### [To do]
In the listing below, which lines contain the string "dengan"? Copy them all.

### [Material for the task]
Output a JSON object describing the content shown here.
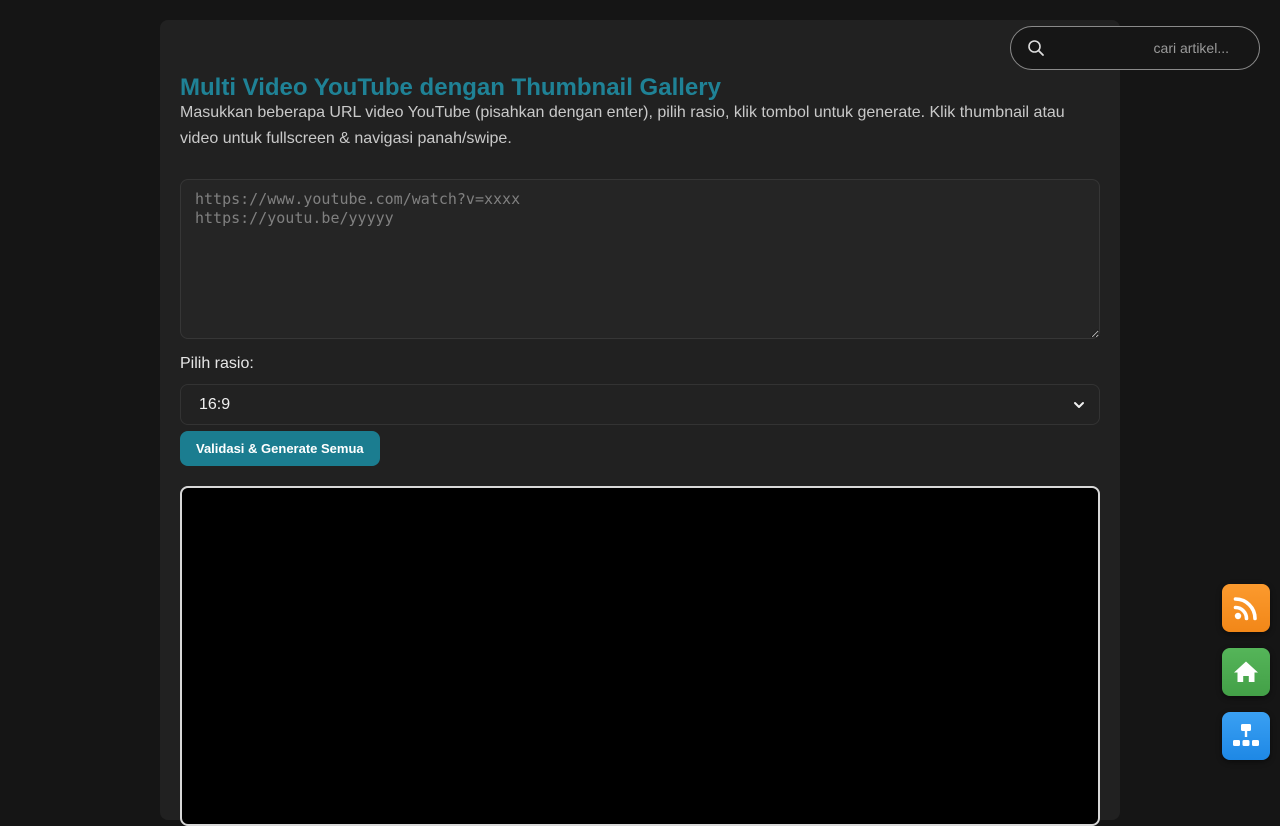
{
  "page": {
    "title": "Multi Video YouTube dengan Thumbnail Gallery",
    "description": "Masukkan beberapa URL video YouTube (pisahkan dengan enter), pilih rasio, klik tombol untuk generate. Klik thumbnail atau video untuk fullscreen & navigasi panah/swipe."
  },
  "form": {
    "urls_value": "",
    "urls_placeholder": "https://www.youtube.com/watch?v=xxxx\nhttps://youtu.be/yyyyy",
    "ratio_label": "Pilih rasio:",
    "ratio_selected": "16:9",
    "generate_label": "Validasi & Generate Semua"
  },
  "search": {
    "placeholder": "cari artikel..."
  },
  "floating_buttons": [
    {
      "icon": "rss-icon",
      "color": "#f7931e"
    },
    {
      "icon": "home-icon",
      "color": "#4caf50"
    },
    {
      "icon": "sitemap-icon",
      "color": "#2196f3"
    }
  ],
  "colors": {
    "accent": "#1f8296",
    "button": "#1b7d90",
    "background": "#151515",
    "card": "#212121"
  }
}
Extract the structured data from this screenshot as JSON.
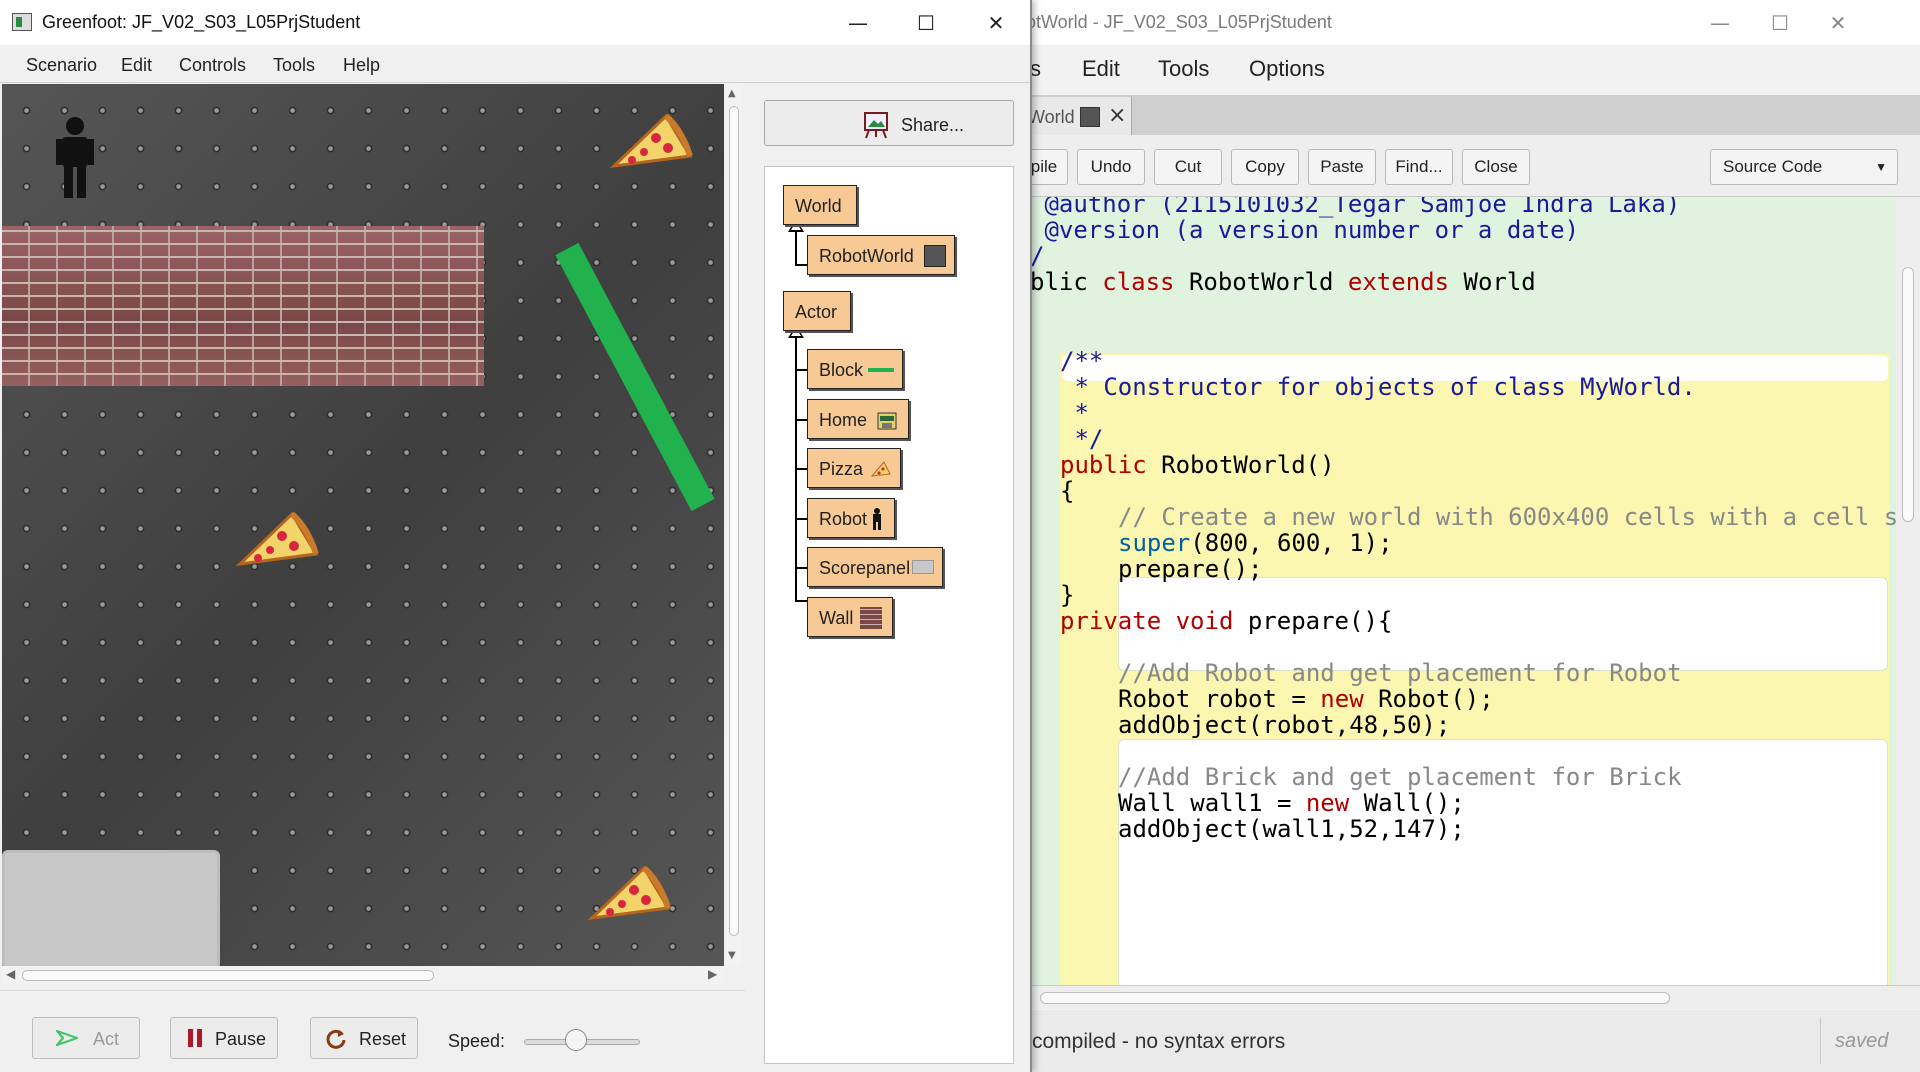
{
  "editor": {
    "title": "otWorld - JF_V02_S03_L05PrjStudent",
    "menu": [
      "s",
      "Edit",
      "Tools",
      "Options"
    ],
    "tab": {
      "label": "World",
      "close": "×"
    },
    "toolbar": [
      "pile",
      "Undo",
      "Cut",
      "Copy",
      "Paste",
      "Find...",
      "Close"
    ],
    "view_select": "Source Code",
    "code": {
      "l1": " @author (2115101032_Tegar Samjoe Indra Laka)",
      "l2": " @version (a version number or a date)",
      "l3": "/",
      "l4_a": "blic ",
      "l4_kw1": "class",
      "l4_b": " RobotWorld ",
      "l4_kw2": "extends",
      "l4_c": " World",
      "l5": "/**",
      "l6": " * Constructor for objects of class MyWorld.",
      "l7": " *",
      "l8": " */",
      "l9_kw": "public",
      "l9_b": " RobotWorld()",
      "l10": "{",
      "l11": "// Create a new world with 600x400 cells with a cell s",
      "l12_kw": "super",
      "l12_b": "(800, 600, 1);",
      "l13": "prepare();",
      "l14": "}",
      "l15_kw1": "private",
      "l15_kw2": "void",
      "l15_b": " prepare(){",
      "l16": "//Add Robot and get placement for Robot",
      "l17_a": "Robot robot = ",
      "l17_kw": "new",
      "l17_b": " Robot();",
      "l18": "addObject(robot,48,50);",
      "l19": "//Add Brick and get placement for Brick",
      "l20_a": "Wall wall1 = ",
      "l20_kw": "new",
      "l20_b": " Wall();",
      "l21": "addObject(wall1,52,147);"
    },
    "status": "compiled - no syntax errors",
    "saved": "saved"
  },
  "greenfoot": {
    "title": "Greenfoot: JF_V02_S03_L05PrjStudent",
    "menu": [
      "Scenario",
      "Edit",
      "Controls",
      "Tools",
      "Help"
    ],
    "controls": {
      "act": "Act",
      "pause": "Pause",
      "reset": "Reset",
      "speed": "Speed:",
      "speed_level": 0.45
    },
    "share": "Share...",
    "classes": {
      "world": "World",
      "robotworld": "RobotWorld",
      "actor": "Actor",
      "block": "Block",
      "home": "Home",
      "pizza": "Pizza",
      "robot": "Robot",
      "scorepanel": "Scorepanel",
      "wall": "Wall"
    }
  },
  "colors": {
    "class_box": "#f7c995",
    "block_green": "#21b24e",
    "code_bg": "#dff3df",
    "method_bg": "#fbf6b0"
  }
}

### [Response]
    "title": "Multi Video YouTube dengan Thumbnail Gallery",
    "description": "Masukkan beberapa URL video YouTube (pisahkan dengan enter), pilih rasio, klik tombol untuk generate. Klik thumbnail atau video untuk fullscreen & navigasi panah/swipe."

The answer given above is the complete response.